In a conciliation agreement, Movement will pay $65,000 to NCRC, as well as donate $10,000 to a Seattle-area nonprofit providing financial literacy and housing education in local majority-minority neighborhoods. The Fort Mill, South Carolina-based company will also conduct an event in the greater Seattle area tied to its Grab the Key Initiative, aimed at increasing Black homeownership across the country.
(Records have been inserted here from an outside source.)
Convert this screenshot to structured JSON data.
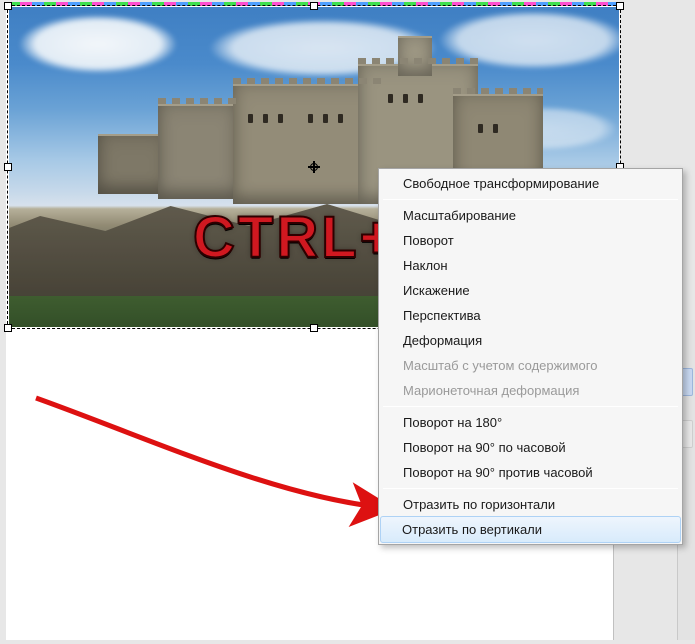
{
  "shortcut_overlay": "CTRL+T",
  "context_menu": {
    "groups": [
      {
        "items": [
          {
            "label": "Свободное трансформирование",
            "enabled": true,
            "key": "free-transform"
          }
        ]
      },
      {
        "items": [
          {
            "label": "Масштабирование",
            "enabled": true,
            "key": "scale"
          },
          {
            "label": "Поворот",
            "enabled": true,
            "key": "rotate"
          },
          {
            "label": "Наклон",
            "enabled": true,
            "key": "skew"
          },
          {
            "label": "Искажение",
            "enabled": true,
            "key": "distort"
          },
          {
            "label": "Перспектива",
            "enabled": true,
            "key": "perspective"
          },
          {
            "label": "Деформация",
            "enabled": true,
            "key": "warp"
          },
          {
            "label": "Масштаб с учетом содержимого",
            "enabled": false,
            "key": "content-aware-scale"
          },
          {
            "label": "Марионеточная деформация",
            "enabled": false,
            "key": "puppet-warp"
          }
        ]
      },
      {
        "items": [
          {
            "label": "Поворот на 180°",
            "enabled": true,
            "key": "rotate-180"
          },
          {
            "label": "Поворот на 90° по часовой",
            "enabled": true,
            "key": "rotate-90-cw"
          },
          {
            "label": "Поворот на 90° против часовой",
            "enabled": true,
            "key": "rotate-90-ccw"
          }
        ]
      },
      {
        "items": [
          {
            "label": "Отразить по горизонтали",
            "enabled": true,
            "key": "flip-horizontal"
          },
          {
            "label": "Отразить по вертикали",
            "enabled": true,
            "key": "flip-vertical",
            "highlight": true
          }
        ]
      }
    ]
  }
}
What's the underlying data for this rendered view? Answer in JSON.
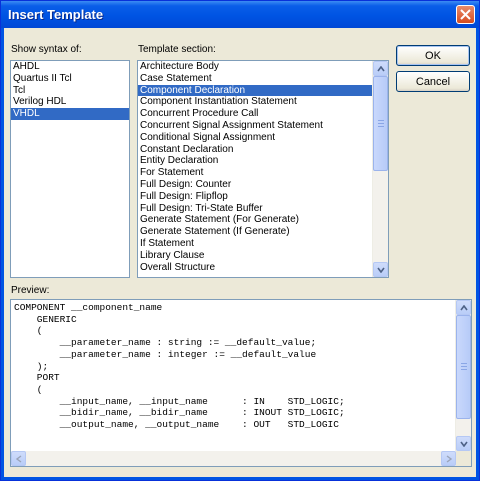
{
  "window": {
    "title": "Insert Template"
  },
  "syntax": {
    "label": "Show syntax of:",
    "items": [
      "AHDL",
      "Quartus II Tcl",
      "Tcl",
      "Verilog HDL",
      "VHDL"
    ],
    "selected": "VHDL"
  },
  "section": {
    "label": "Template section:",
    "items": [
      "Architecture Body",
      "Case Statement",
      "Component Declaration",
      "Component Instantiation Statement",
      "Concurrent Procedure Call",
      "Concurrent Signal Assignment Statement",
      "Conditional Signal Assignment",
      "Constant Declaration",
      "Entity Declaration",
      "For Statement",
      "Full Design: Counter",
      "Full Design: Flipflop",
      "Full Design: Tri-State Buffer",
      "Generate Statement (For Generate)",
      "Generate Statement (If Generate)",
      "If Statement",
      "Library Clause",
      "Overall Structure"
    ],
    "selected": "Component Declaration"
  },
  "buttons": {
    "ok": "OK",
    "cancel": "Cancel"
  },
  "preview": {
    "label": "Preview:",
    "lines": [
      "COMPONENT __component_name",
      "    GENERIC",
      "    (",
      "        __parameter_name : string := __default_value;",
      "        __parameter_name : integer := __default_value",
      "    );",
      "    PORT",
      "    (",
      "        __input_name, __input_name      : IN    STD_LOGIC;",
      "        __bidir_name, __bidir_name      : INOUT STD_LOGIC;",
      "        __output_name, __output_name    : OUT   STD_LOGIC"
    ]
  },
  "colors": {
    "selection": "#316ac5",
    "title_bar": "#0054e3",
    "dialog_face": "#ece9d8"
  }
}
Movement employees will undergo additional fair-lending training as well.
“This agreement reflects HUD’s commitment to ensuring that everyone has equal access to credit regardless of their race or national origin,” said Demetria L. McCain, HUD’s principal deputy assistant secretary for fair housing and equal opportunity, in a press release. “It is imperative that lenders comply with fair housing laws.”
The agreement was not intended to be an admission of fault or violation of the Fair Housing Act, both HUD and Movement Mortgage said.
“Movement Mortgage was founded on the mission of serving others, particularly the underserved, minorities and low-income families, and we have dedicated hundreds of millions of dollars to do that.” the company said in a statement .ed to National Mortgage News. “Because of our ongoing commitment to the people in those communities, we agreed to settle this matter, but continue to deny that we engaged in any of the discriminatory actions alleged.”
Earlier this year, Movement also created a new leadership role within the company focused specifically on increasing diversity in lending and business partnerships.
NCRC was satisfied with a “good and swift resolution” that provided not only redress but additional education and training, said General Counsel Brad Blower. NCRC consists of 625 organizations focused on developing wealth-building opportunities across the U.S..
In the complaint, NCRC indicated it had previously conducted fair-lending compliance training in 2019 to a group of Movement employees at the company’s request.
“It demonstrates that training is important, but also continued monitoring and vigilance is important too,” Blower underscored in an interview with National Mortgage News.
“A couple of years can pass, new employees can come in,” he said. “People forget — ‘Look, I had this training,’ but ‘Oh, not providing all the same .rmation to different applicants could be a violation of fair housing.’”
The resolution comes as HUD and other federal agencies have increasingly shown their intent to address redlining concerns and potential violations of fair-lending laws under the Biden Administration. Earlier this year, Bank of America reached a conciliation agreement with HUD to settle a claim brought forth by a family denied approval due to a member’s maternity-leave status.
Currently, HUD is also reviewing a separate complaint filed by NCRC last year against Fairway Independent Mortgage after Home Mortgage Disclosure Act data and similar secret testing found potential redlining and fair-lending violations.